### Task
Please give nothing except the number of lines in the records below that include the word "name".

### Data excerpts
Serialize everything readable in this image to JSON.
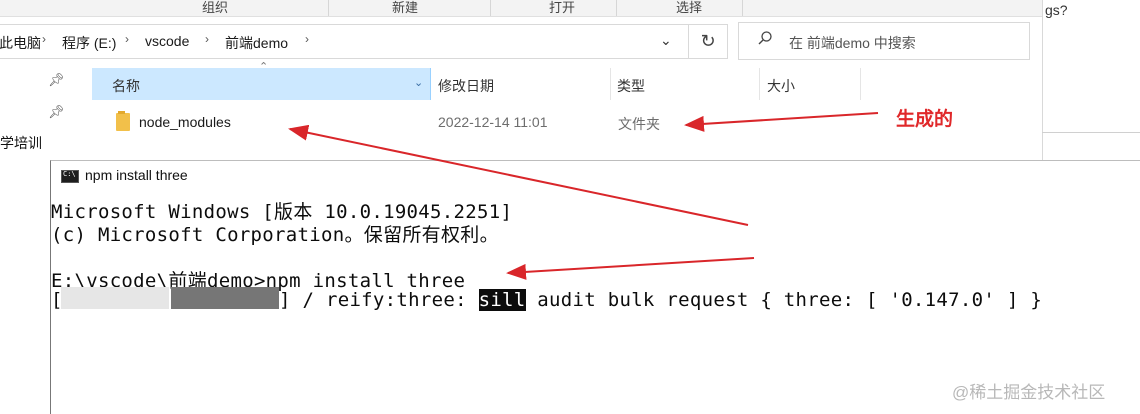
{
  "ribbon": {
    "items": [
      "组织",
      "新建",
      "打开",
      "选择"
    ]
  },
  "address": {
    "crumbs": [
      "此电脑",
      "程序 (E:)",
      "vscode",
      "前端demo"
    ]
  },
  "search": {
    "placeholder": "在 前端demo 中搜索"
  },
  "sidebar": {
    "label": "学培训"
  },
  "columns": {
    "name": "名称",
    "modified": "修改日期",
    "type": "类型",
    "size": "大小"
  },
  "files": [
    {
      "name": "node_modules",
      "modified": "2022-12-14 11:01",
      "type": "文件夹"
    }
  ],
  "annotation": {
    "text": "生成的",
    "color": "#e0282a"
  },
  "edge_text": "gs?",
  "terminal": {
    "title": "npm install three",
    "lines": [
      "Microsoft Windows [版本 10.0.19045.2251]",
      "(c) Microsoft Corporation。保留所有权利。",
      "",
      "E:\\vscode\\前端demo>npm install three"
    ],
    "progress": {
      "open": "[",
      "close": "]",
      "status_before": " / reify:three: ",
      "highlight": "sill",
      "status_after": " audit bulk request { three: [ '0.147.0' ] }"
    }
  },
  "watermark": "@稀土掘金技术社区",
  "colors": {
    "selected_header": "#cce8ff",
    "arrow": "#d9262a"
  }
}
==
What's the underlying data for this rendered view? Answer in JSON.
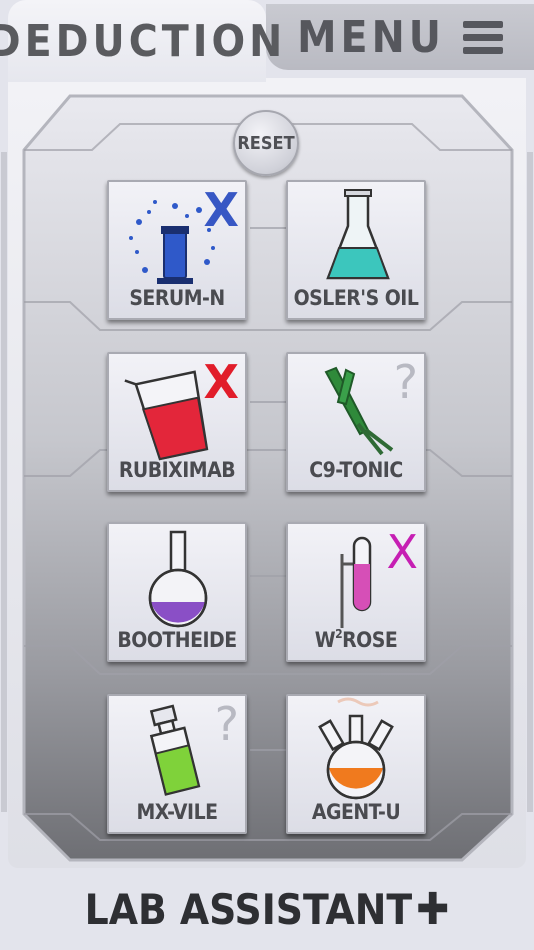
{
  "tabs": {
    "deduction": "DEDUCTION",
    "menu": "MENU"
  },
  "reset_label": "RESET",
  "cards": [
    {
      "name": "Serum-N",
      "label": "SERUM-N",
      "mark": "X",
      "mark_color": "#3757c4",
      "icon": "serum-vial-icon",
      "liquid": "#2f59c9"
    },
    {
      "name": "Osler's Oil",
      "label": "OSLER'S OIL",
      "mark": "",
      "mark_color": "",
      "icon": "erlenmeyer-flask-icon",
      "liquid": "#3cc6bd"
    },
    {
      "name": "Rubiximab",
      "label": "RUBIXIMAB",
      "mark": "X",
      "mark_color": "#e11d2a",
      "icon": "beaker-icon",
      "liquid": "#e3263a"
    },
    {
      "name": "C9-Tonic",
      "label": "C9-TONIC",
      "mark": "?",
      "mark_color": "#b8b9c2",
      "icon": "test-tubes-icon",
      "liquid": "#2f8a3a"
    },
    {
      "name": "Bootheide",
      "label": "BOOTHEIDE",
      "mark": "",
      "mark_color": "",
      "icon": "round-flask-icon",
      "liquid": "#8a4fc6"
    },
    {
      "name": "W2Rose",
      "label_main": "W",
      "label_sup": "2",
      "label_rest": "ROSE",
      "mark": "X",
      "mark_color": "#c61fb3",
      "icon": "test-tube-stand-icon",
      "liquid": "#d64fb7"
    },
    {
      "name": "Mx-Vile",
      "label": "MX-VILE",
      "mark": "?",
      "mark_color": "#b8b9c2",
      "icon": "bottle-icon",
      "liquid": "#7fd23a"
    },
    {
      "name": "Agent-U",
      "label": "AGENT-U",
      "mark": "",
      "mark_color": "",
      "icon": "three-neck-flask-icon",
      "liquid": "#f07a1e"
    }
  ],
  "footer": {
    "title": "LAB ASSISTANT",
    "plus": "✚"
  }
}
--
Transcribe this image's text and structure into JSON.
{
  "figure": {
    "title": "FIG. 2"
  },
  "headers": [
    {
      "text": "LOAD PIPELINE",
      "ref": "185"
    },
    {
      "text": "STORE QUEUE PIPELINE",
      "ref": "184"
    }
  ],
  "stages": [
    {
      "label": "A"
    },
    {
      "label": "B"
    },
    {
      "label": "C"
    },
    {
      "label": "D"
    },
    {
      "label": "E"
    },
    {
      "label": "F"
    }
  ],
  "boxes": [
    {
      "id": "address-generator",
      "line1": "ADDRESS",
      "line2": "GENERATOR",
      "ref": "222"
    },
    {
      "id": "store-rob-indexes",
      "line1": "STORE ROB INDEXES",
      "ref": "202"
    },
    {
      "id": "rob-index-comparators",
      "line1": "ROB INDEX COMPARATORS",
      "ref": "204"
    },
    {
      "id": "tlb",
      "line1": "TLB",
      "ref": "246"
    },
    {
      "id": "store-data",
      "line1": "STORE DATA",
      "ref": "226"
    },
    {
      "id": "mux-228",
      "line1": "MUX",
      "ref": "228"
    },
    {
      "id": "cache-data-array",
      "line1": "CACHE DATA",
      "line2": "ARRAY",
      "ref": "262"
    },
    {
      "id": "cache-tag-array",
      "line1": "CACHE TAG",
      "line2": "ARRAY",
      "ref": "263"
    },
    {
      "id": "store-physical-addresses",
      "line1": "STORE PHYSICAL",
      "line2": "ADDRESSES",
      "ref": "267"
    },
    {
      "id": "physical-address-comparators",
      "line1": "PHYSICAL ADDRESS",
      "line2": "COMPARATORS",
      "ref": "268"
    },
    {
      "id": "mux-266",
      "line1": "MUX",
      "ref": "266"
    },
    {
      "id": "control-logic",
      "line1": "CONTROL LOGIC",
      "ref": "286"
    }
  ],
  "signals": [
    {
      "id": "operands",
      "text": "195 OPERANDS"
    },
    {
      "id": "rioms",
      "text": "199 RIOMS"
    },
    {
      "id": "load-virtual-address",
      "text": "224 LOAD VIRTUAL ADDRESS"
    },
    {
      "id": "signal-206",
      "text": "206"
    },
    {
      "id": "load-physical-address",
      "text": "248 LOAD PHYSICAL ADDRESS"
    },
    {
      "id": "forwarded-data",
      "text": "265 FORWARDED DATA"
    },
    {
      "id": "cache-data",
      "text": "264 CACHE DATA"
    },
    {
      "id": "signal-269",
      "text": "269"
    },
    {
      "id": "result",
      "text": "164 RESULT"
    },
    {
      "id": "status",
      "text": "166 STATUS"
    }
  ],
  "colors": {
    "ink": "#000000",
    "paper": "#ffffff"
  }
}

### Expected answer
10